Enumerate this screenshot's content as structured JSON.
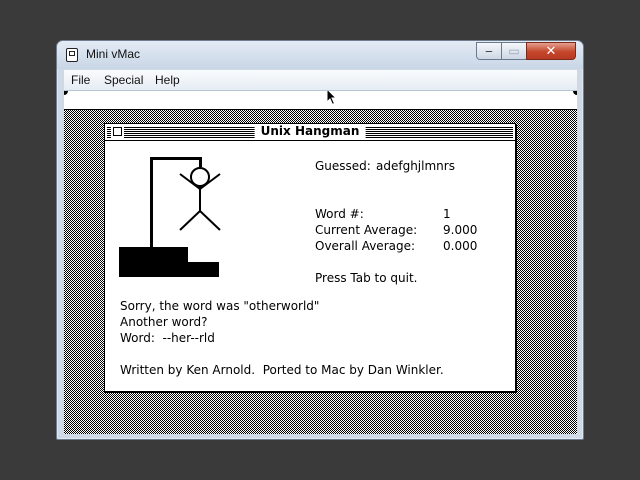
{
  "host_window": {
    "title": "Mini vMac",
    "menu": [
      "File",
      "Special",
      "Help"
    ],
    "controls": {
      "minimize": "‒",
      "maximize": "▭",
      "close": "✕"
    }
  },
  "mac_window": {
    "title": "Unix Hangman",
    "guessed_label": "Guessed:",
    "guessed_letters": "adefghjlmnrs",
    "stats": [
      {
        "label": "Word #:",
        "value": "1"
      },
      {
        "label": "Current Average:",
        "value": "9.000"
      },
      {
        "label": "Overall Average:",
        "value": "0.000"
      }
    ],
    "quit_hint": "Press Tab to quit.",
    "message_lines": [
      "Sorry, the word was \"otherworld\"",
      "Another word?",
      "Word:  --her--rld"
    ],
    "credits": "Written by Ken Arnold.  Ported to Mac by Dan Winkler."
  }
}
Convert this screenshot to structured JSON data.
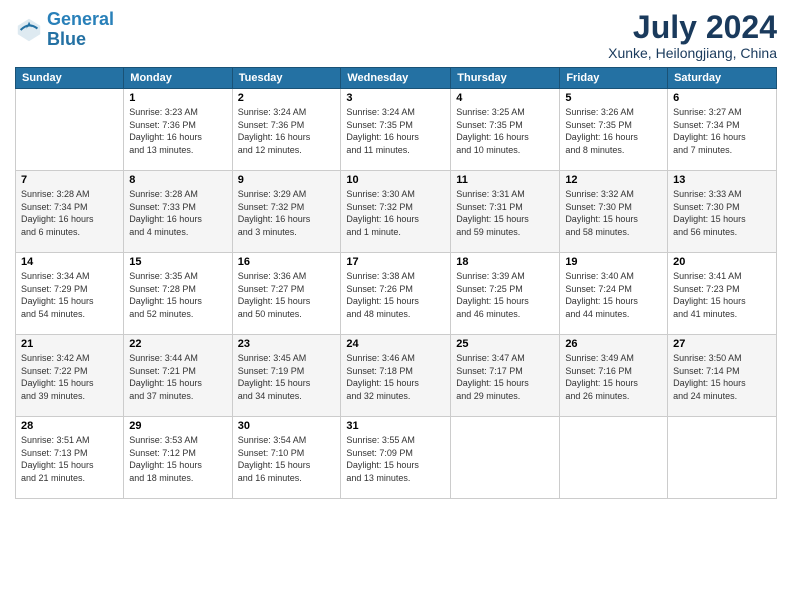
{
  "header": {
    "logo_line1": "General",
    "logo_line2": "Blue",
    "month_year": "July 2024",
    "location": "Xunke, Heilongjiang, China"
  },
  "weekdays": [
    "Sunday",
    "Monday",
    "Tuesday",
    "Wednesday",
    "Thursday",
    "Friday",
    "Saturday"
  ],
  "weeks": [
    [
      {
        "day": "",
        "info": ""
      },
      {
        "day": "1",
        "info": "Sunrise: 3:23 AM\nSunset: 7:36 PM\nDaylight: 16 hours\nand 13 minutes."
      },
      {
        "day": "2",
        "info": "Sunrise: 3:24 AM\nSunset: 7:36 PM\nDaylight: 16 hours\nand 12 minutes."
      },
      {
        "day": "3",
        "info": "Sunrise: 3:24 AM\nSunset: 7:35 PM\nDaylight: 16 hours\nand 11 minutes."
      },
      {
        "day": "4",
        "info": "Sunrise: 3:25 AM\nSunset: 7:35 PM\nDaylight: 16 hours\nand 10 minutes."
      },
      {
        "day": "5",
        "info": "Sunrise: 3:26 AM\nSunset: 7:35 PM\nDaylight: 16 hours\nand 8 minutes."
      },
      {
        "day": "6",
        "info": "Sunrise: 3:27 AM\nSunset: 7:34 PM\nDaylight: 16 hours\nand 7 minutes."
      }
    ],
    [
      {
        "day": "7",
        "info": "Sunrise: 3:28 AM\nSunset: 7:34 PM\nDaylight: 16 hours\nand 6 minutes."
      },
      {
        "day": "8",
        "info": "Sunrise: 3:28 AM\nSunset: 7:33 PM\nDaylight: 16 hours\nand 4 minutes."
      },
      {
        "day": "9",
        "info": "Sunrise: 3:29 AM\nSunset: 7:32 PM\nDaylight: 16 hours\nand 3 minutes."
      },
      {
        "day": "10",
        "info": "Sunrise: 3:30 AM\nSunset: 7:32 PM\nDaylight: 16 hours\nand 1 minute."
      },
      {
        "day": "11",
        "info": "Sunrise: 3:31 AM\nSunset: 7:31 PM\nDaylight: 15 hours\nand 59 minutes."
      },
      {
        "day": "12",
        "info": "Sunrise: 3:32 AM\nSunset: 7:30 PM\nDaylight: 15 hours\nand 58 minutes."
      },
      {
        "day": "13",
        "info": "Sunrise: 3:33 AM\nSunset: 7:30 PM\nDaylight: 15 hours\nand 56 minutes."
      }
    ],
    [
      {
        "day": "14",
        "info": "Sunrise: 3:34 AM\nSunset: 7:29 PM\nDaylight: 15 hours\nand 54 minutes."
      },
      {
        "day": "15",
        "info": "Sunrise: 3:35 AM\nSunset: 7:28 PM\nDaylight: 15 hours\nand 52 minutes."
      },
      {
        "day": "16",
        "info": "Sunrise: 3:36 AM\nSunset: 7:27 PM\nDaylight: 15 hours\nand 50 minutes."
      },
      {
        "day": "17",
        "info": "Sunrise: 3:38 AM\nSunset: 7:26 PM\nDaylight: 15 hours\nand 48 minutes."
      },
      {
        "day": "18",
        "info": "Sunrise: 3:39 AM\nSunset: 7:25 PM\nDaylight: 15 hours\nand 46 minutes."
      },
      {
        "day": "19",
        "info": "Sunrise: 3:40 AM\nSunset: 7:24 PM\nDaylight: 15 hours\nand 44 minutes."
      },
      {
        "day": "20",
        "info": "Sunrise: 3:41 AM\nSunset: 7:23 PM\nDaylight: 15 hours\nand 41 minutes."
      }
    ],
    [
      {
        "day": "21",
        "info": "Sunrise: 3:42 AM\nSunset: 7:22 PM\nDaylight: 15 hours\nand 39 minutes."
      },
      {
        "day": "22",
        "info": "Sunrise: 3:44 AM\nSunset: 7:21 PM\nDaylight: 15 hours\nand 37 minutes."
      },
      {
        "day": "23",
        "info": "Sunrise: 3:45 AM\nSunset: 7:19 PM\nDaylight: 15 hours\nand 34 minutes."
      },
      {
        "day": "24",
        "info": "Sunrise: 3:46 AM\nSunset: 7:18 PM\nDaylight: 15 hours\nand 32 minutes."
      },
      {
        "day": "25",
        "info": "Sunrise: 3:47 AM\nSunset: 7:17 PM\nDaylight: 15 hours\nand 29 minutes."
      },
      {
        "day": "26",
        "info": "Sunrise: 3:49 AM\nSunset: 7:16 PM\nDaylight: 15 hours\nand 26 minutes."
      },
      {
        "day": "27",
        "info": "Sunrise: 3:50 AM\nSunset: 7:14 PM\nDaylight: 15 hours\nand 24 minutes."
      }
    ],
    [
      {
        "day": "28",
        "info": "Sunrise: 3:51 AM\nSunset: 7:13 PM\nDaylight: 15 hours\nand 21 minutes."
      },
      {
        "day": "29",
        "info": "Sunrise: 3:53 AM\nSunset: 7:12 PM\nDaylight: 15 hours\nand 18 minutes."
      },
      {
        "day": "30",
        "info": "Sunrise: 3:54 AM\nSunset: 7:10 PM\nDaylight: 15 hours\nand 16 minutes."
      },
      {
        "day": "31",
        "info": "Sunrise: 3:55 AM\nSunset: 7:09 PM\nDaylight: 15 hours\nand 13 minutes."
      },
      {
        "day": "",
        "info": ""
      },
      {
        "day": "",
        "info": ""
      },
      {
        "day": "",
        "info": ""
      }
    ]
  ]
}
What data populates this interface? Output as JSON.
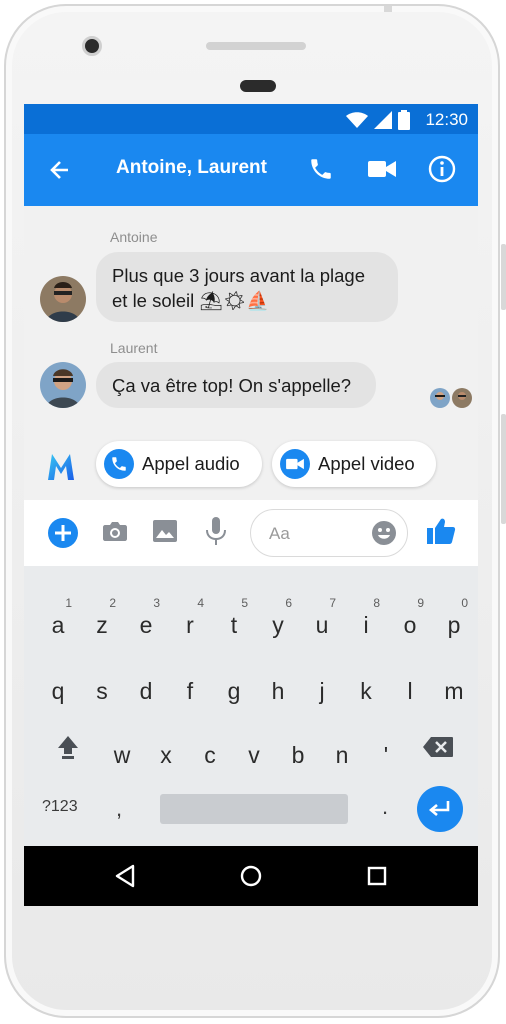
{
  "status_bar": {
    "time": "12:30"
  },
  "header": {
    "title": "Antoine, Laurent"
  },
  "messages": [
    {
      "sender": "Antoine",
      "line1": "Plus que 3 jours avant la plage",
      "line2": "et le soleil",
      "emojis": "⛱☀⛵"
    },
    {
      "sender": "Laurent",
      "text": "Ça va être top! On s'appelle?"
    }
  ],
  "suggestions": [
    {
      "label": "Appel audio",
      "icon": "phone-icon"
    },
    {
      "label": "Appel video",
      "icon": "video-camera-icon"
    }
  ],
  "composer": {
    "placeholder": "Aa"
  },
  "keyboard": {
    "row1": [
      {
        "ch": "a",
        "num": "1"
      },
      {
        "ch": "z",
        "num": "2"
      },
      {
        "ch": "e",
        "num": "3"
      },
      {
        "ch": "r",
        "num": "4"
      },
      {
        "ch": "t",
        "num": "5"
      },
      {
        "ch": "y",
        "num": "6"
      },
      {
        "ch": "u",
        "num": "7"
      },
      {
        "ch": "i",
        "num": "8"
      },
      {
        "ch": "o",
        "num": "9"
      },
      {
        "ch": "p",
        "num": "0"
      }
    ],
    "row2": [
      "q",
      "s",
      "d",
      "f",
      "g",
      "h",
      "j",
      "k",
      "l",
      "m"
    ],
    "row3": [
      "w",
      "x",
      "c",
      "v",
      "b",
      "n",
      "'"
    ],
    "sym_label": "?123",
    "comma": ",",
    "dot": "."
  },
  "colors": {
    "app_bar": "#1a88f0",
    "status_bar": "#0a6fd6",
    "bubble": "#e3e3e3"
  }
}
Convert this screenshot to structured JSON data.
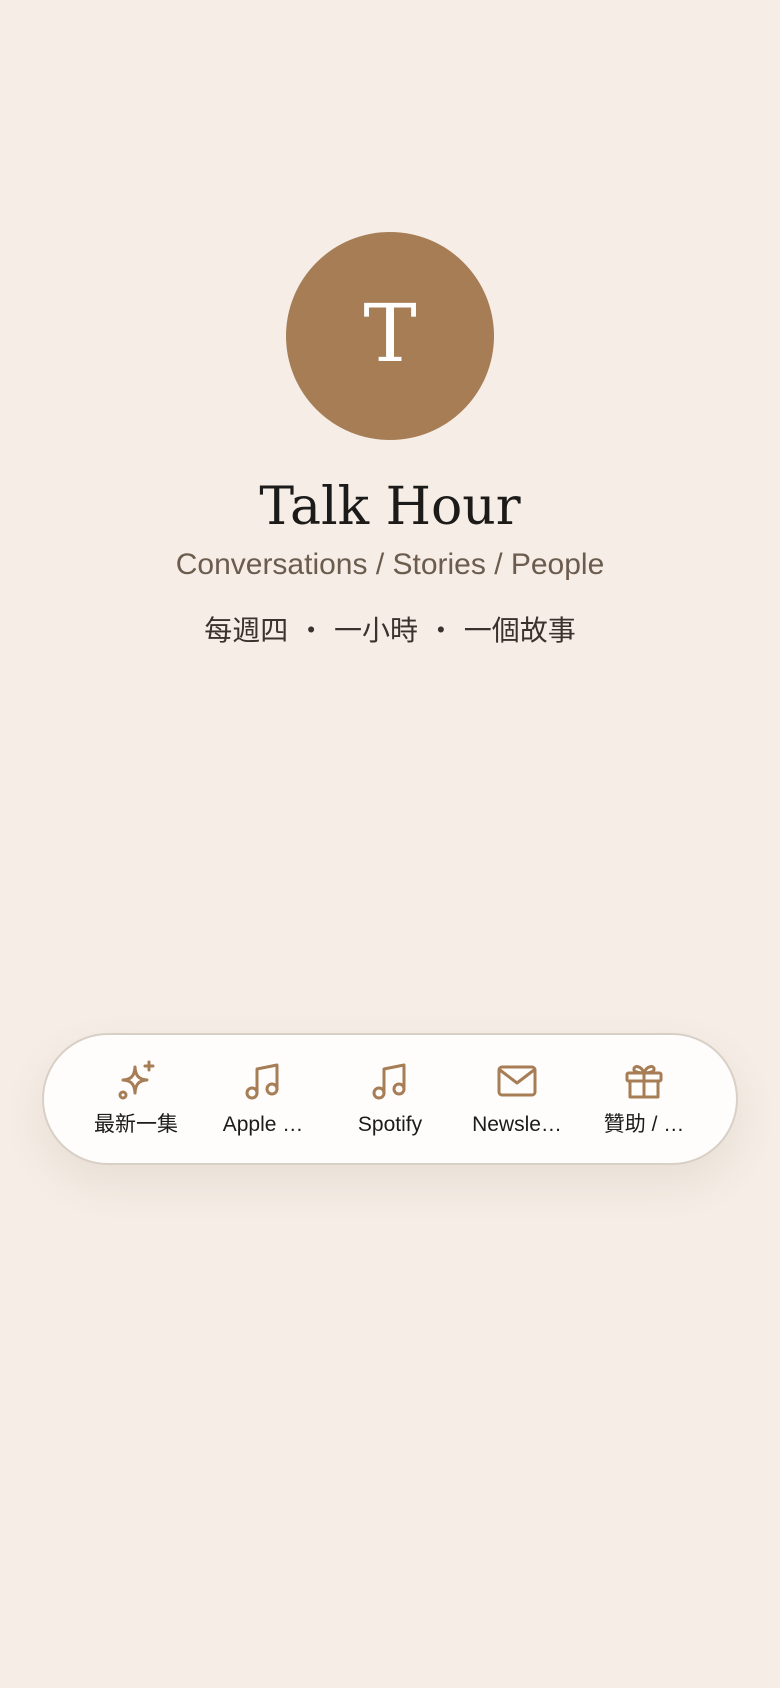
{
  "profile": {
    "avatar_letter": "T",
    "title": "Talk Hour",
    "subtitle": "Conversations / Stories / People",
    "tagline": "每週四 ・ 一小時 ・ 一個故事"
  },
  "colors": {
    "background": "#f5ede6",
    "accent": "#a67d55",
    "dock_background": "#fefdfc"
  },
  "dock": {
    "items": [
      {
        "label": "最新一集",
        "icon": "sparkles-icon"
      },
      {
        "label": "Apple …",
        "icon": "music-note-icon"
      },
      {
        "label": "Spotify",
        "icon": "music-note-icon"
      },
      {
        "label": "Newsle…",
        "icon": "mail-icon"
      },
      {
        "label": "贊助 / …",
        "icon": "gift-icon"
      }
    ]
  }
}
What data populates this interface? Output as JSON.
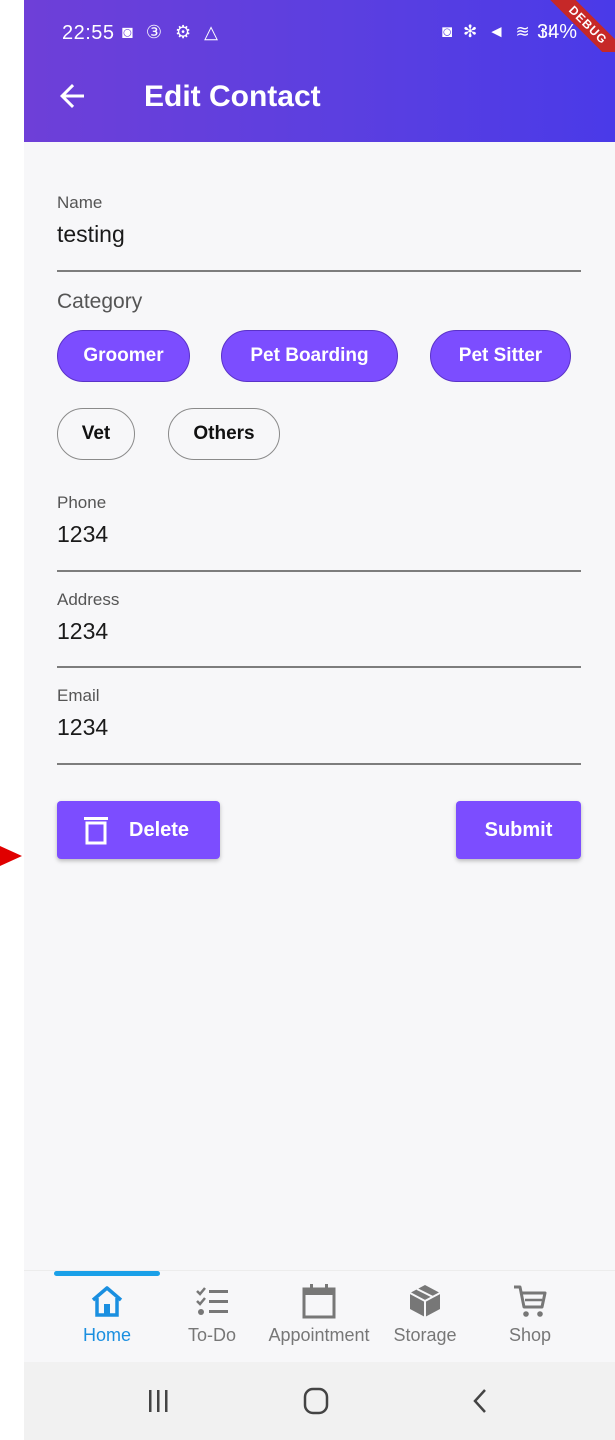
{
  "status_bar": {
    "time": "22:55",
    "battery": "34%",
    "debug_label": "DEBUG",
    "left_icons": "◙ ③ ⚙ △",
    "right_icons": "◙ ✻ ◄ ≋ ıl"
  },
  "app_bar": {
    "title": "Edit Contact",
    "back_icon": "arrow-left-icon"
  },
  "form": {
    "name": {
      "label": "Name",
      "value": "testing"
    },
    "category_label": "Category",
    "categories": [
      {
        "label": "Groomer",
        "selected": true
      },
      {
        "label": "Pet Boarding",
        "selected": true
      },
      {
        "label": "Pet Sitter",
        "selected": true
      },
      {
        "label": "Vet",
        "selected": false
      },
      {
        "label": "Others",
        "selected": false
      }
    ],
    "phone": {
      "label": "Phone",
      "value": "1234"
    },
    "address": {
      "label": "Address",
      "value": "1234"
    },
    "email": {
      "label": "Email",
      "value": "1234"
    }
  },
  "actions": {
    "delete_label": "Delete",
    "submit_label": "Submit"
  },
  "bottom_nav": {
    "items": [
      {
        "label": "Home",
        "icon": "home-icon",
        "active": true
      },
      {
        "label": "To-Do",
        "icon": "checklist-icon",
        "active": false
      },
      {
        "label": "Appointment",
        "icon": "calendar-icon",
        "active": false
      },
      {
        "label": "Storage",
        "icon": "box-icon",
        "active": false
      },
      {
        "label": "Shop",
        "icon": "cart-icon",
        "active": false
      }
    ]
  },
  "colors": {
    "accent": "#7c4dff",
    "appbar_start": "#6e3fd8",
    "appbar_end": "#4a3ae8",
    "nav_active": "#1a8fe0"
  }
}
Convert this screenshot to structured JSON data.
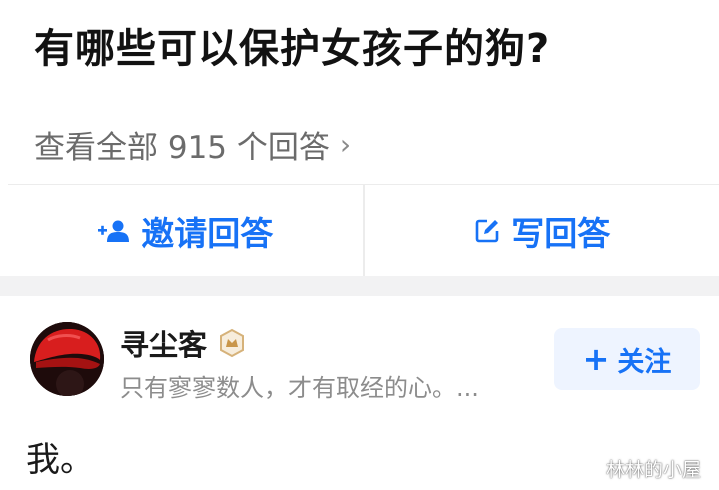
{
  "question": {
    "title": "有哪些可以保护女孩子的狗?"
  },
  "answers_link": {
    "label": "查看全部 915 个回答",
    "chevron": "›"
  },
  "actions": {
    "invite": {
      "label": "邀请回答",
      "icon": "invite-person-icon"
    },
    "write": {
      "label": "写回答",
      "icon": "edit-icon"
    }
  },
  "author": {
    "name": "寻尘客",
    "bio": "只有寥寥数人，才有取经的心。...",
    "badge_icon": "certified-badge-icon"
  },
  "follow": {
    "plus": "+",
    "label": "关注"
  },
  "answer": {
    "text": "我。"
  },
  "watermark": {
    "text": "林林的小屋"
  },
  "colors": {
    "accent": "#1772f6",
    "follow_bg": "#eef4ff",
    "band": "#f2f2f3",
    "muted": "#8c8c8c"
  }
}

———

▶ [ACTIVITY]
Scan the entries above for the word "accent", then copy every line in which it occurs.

▶ [RESPONSE FOR THIS EXERCISE]
    "accent": "#a67d55",
    "accent": "#7c4dff",
    "accent": "#1772f6",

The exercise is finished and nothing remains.